A commitment to democratic values is becoming a new organising principle in international affairs. Major military (eg NATO), economic (eg OECD) and security (eg the Quad) groupings are increasingly promoted as alliances of liberal democracies, over and above their original core purpose. The Biden administration is planning a “Summit of Democracy” as it seeks to rebuild faith in the US-led order and its global alliances, while the UK has proposed expanding the G7 into a “D (democratic) 10”. The Australian government is a vocal supporter of this trend, arguing that the world is “increasingly polarised between autocracies and liberal democracies” and advocating “a world order that favours freedom”. This AIIA presentation will examine this new framing of the international order, and its consequences for Australia’s relationships in the Indo-Pacific region.
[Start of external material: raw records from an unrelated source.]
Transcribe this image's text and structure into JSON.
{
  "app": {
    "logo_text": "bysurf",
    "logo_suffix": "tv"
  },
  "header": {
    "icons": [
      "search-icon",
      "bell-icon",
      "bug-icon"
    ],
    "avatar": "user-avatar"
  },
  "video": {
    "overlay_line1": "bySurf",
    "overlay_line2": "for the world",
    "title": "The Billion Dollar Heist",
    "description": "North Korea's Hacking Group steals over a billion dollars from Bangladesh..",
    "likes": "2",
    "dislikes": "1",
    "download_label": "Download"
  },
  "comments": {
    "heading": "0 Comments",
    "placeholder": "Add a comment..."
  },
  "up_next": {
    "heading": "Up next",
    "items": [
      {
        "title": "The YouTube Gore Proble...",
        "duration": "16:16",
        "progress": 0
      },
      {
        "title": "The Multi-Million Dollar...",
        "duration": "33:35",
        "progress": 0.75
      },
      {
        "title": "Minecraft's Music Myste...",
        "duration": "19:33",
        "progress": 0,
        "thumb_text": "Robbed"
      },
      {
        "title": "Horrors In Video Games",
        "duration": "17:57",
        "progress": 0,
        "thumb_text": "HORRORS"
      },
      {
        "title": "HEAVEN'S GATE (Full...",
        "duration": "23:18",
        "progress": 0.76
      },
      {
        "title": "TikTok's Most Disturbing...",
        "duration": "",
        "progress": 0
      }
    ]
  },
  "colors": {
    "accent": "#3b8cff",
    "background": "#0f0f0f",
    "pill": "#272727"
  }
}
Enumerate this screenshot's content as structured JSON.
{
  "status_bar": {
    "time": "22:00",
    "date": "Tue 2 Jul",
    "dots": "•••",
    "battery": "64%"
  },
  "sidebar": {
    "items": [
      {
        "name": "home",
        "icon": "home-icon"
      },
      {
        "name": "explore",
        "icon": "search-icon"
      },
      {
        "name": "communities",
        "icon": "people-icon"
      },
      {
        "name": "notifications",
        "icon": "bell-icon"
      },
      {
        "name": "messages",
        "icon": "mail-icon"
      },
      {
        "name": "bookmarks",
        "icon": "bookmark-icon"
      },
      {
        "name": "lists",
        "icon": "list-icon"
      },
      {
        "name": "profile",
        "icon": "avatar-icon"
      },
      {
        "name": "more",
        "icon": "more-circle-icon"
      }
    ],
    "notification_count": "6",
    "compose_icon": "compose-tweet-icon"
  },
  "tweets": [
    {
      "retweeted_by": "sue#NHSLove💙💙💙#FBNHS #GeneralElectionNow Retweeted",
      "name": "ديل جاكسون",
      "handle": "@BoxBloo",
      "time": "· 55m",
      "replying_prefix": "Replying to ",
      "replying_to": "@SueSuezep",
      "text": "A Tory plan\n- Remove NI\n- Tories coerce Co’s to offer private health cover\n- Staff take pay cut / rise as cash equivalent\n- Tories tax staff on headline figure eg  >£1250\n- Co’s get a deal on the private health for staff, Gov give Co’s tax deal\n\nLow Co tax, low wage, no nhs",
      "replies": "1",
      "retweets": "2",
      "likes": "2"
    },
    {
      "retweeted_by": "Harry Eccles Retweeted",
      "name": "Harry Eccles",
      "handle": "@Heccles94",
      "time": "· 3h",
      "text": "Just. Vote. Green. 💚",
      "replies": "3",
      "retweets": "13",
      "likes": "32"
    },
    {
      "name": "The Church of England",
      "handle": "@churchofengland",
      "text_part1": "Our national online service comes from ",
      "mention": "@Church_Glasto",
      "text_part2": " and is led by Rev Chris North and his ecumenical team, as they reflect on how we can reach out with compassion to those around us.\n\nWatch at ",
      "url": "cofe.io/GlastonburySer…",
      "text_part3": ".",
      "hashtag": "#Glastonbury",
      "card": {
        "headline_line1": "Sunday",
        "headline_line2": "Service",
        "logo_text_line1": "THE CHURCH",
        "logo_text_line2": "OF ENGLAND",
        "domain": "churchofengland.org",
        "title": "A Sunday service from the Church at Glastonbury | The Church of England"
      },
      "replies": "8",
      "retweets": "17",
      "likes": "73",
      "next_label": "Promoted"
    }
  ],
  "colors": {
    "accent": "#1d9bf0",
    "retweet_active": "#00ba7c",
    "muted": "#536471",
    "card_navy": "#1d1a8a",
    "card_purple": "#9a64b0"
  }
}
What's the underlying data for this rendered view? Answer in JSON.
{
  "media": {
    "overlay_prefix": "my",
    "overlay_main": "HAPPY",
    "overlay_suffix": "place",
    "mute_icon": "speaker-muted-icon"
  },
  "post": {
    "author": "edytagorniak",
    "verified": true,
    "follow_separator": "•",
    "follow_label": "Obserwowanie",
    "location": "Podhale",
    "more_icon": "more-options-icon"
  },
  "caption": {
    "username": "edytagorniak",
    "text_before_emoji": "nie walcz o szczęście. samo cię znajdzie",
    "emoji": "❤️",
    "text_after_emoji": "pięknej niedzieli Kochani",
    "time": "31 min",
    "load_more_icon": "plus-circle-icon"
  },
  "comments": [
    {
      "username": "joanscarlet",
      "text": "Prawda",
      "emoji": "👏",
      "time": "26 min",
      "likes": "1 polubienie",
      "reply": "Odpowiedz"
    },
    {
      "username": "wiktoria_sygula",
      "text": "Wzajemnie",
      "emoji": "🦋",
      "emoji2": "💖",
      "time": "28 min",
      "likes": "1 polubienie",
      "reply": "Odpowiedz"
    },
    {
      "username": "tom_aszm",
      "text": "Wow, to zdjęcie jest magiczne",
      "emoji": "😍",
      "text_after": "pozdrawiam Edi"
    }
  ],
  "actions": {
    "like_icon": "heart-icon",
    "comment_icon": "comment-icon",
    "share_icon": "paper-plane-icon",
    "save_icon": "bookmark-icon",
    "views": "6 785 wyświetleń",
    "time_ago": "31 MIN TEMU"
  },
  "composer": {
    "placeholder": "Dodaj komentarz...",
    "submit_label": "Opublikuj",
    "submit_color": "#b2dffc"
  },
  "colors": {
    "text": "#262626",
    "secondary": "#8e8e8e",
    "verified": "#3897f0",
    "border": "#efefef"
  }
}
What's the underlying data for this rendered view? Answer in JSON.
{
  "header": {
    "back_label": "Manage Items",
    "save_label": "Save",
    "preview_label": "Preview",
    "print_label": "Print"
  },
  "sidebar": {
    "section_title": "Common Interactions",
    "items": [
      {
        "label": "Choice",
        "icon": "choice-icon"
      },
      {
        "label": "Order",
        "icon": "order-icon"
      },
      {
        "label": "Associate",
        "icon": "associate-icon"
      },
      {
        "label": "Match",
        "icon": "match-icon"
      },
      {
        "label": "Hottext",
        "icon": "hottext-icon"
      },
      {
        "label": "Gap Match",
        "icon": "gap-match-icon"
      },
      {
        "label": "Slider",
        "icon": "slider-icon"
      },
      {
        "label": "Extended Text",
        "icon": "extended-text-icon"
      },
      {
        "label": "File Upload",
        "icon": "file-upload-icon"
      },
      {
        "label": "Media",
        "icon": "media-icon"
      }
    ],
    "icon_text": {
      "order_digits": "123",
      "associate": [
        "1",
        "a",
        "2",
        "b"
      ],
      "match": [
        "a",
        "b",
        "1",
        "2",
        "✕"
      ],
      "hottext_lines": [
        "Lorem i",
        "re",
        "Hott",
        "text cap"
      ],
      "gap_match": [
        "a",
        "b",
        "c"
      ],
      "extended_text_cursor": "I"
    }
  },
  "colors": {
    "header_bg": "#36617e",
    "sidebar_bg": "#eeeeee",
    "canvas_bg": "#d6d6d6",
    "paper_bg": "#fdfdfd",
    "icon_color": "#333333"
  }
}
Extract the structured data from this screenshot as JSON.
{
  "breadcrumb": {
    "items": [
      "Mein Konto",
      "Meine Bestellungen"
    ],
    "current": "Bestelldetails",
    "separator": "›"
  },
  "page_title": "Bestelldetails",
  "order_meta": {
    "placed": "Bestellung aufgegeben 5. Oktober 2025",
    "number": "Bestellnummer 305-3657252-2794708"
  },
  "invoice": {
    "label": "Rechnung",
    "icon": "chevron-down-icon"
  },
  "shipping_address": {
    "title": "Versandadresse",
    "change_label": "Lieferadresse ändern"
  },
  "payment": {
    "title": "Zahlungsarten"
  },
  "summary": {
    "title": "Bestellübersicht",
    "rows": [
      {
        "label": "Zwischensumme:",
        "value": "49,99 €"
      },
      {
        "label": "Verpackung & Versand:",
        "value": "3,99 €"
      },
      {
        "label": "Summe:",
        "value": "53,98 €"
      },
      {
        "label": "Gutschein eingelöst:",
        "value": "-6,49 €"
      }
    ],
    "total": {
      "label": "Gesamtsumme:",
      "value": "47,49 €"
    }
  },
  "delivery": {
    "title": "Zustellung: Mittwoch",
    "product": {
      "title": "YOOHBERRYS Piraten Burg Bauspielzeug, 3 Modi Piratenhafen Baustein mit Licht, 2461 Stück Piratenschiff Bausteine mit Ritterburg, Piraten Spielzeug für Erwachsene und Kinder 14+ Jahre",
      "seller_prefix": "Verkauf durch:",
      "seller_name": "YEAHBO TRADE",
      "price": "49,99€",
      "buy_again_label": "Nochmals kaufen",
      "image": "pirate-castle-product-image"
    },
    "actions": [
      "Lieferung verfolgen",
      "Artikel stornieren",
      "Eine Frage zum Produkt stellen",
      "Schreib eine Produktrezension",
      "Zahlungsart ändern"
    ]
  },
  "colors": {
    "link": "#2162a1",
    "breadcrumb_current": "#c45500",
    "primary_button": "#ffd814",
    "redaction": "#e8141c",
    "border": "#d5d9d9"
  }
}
Does this new rhetoric suggest a shift in Australia’s traditionally “realist internationalist” foreign policy towards a more “liberal internationalist” model, where we will actively seek to promote democracy and the values of liberalism globally?
About the speaker:
Professor Benjamin Reilly is a Professor of Political Science and International Relations at the University of Western Australia.
He was formerly Dean of the Sir Walter Murdoch School at Murdoch University, and head of the Policy and Governance Program and Director of the Centre for Democratic Institutions at the Australian National University (ANU). He has also worked with the Australian government, the United Nations and other international organisations, and held visiting appointments at Harvard, Oxford, and Johns Hopkins universities. He has authored or edited seven books and over 100 scholarly papers, and received financial support from the Carnegie Corporation of New York, the United States Institute of Peace, the East-West Centre, the National Endowment for Democracy and the Australian Research Council. He holds a PhD in Political Science from the ANU.